### Work to be completed
Across the listing below, count every line where the string "JSON" appears, then give only the count.

### Task input
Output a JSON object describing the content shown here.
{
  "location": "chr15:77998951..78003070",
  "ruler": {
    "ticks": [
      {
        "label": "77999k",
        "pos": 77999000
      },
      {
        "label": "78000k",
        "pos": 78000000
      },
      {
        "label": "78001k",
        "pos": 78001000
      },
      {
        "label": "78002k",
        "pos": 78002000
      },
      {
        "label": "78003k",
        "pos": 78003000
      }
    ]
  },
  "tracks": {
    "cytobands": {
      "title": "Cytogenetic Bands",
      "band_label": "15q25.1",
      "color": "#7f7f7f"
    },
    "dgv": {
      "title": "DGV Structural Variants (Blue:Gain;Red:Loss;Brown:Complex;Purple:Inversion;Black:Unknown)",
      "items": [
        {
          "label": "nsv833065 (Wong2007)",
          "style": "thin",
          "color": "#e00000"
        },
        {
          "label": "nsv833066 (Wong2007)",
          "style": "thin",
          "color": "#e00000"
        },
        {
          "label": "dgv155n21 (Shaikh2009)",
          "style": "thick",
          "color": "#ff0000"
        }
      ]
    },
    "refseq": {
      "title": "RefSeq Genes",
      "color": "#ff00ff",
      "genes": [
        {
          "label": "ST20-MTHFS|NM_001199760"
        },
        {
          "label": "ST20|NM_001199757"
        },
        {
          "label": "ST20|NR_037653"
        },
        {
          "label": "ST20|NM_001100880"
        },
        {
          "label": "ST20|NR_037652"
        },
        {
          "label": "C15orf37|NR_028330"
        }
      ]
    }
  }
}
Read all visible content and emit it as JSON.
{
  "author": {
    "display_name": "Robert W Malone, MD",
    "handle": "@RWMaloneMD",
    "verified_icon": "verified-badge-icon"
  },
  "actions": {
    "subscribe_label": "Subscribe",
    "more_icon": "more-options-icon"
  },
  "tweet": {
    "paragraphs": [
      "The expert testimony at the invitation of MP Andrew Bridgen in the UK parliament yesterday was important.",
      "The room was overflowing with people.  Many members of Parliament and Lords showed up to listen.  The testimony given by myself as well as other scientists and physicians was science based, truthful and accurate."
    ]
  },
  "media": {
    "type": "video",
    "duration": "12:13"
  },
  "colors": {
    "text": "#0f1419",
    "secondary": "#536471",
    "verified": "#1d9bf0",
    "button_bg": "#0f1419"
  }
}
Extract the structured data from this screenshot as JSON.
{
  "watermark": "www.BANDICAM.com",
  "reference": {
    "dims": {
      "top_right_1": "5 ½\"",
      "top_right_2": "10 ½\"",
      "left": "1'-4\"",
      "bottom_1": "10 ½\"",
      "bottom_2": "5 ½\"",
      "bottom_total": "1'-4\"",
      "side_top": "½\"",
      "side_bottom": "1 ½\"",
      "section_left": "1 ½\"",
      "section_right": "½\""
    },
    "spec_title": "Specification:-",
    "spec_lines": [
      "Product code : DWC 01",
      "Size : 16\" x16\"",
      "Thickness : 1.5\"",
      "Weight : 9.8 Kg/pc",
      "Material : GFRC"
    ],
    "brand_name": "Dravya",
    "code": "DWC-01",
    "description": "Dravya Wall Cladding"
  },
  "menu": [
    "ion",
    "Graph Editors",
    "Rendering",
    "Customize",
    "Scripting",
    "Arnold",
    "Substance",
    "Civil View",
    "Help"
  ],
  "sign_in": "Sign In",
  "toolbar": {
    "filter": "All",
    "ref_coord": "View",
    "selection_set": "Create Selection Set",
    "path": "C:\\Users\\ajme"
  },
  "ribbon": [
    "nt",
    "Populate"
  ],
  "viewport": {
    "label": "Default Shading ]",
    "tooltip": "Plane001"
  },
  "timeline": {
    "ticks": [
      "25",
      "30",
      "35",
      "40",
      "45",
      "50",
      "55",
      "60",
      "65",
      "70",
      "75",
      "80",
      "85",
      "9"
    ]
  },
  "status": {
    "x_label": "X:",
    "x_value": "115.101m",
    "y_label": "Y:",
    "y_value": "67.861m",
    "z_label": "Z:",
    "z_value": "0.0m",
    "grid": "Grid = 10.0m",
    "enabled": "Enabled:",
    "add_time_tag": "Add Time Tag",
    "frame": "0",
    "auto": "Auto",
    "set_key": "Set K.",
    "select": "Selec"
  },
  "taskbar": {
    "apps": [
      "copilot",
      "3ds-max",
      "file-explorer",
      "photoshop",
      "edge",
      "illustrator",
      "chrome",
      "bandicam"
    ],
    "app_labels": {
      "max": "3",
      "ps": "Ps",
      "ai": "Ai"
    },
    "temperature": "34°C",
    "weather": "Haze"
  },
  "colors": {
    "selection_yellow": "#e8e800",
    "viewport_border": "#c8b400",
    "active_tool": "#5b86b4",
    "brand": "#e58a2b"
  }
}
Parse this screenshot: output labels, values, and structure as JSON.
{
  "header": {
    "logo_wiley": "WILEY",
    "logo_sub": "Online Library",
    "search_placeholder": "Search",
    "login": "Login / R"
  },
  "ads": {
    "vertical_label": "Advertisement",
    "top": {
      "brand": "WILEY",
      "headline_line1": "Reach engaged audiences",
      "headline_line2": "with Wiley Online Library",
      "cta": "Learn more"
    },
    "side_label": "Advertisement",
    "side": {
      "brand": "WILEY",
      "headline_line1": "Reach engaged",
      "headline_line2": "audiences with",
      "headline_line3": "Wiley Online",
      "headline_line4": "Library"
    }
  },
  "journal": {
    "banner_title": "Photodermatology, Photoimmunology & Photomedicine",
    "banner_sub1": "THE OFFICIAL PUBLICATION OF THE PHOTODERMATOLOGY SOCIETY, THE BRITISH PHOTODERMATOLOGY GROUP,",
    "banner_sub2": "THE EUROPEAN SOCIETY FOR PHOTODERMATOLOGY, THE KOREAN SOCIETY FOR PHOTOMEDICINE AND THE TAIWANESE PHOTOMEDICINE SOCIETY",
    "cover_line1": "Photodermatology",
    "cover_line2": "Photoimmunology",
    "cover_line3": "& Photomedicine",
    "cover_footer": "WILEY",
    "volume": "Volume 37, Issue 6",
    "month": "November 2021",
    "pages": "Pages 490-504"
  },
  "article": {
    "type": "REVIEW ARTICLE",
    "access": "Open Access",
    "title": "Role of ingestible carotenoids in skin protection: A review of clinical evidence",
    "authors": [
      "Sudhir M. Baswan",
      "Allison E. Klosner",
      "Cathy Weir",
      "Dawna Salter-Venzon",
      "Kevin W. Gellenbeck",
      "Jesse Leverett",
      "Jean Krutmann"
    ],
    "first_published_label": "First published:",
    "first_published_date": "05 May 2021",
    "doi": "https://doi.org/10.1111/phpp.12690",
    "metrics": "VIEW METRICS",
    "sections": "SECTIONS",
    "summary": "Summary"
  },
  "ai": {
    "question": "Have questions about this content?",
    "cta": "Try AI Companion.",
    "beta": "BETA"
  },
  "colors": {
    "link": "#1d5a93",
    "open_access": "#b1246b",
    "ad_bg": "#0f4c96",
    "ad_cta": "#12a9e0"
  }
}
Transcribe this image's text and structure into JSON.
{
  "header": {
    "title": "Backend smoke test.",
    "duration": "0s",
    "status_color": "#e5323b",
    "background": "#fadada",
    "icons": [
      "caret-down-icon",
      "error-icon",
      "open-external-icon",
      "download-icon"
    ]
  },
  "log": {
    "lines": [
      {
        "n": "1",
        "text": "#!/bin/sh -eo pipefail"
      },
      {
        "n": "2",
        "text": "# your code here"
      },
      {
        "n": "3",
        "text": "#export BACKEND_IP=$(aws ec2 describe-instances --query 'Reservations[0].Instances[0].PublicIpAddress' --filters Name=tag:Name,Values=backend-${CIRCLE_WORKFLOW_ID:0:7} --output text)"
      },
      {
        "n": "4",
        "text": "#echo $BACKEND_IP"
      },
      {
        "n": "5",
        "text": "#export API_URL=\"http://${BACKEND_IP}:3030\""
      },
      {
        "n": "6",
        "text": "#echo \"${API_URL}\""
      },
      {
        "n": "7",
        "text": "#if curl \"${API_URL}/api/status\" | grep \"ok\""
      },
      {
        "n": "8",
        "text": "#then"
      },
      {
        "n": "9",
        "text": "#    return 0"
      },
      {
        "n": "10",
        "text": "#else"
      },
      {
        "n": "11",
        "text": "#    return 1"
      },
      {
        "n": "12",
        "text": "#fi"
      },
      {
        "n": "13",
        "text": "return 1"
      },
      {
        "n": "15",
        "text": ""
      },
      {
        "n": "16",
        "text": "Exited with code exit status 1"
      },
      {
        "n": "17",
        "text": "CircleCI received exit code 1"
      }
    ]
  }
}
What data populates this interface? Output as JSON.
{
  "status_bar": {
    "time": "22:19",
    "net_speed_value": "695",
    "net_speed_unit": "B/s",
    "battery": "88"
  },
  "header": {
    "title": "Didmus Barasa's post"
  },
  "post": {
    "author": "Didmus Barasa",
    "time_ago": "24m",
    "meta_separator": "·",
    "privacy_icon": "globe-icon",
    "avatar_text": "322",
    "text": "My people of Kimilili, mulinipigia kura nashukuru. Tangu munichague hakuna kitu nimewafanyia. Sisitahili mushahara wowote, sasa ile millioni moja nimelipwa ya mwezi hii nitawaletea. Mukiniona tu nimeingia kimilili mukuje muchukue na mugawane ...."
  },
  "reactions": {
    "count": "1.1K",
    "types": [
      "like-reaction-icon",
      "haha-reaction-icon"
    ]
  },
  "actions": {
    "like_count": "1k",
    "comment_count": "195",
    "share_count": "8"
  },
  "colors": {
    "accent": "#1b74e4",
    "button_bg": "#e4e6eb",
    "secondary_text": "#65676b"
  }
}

### Answer area
6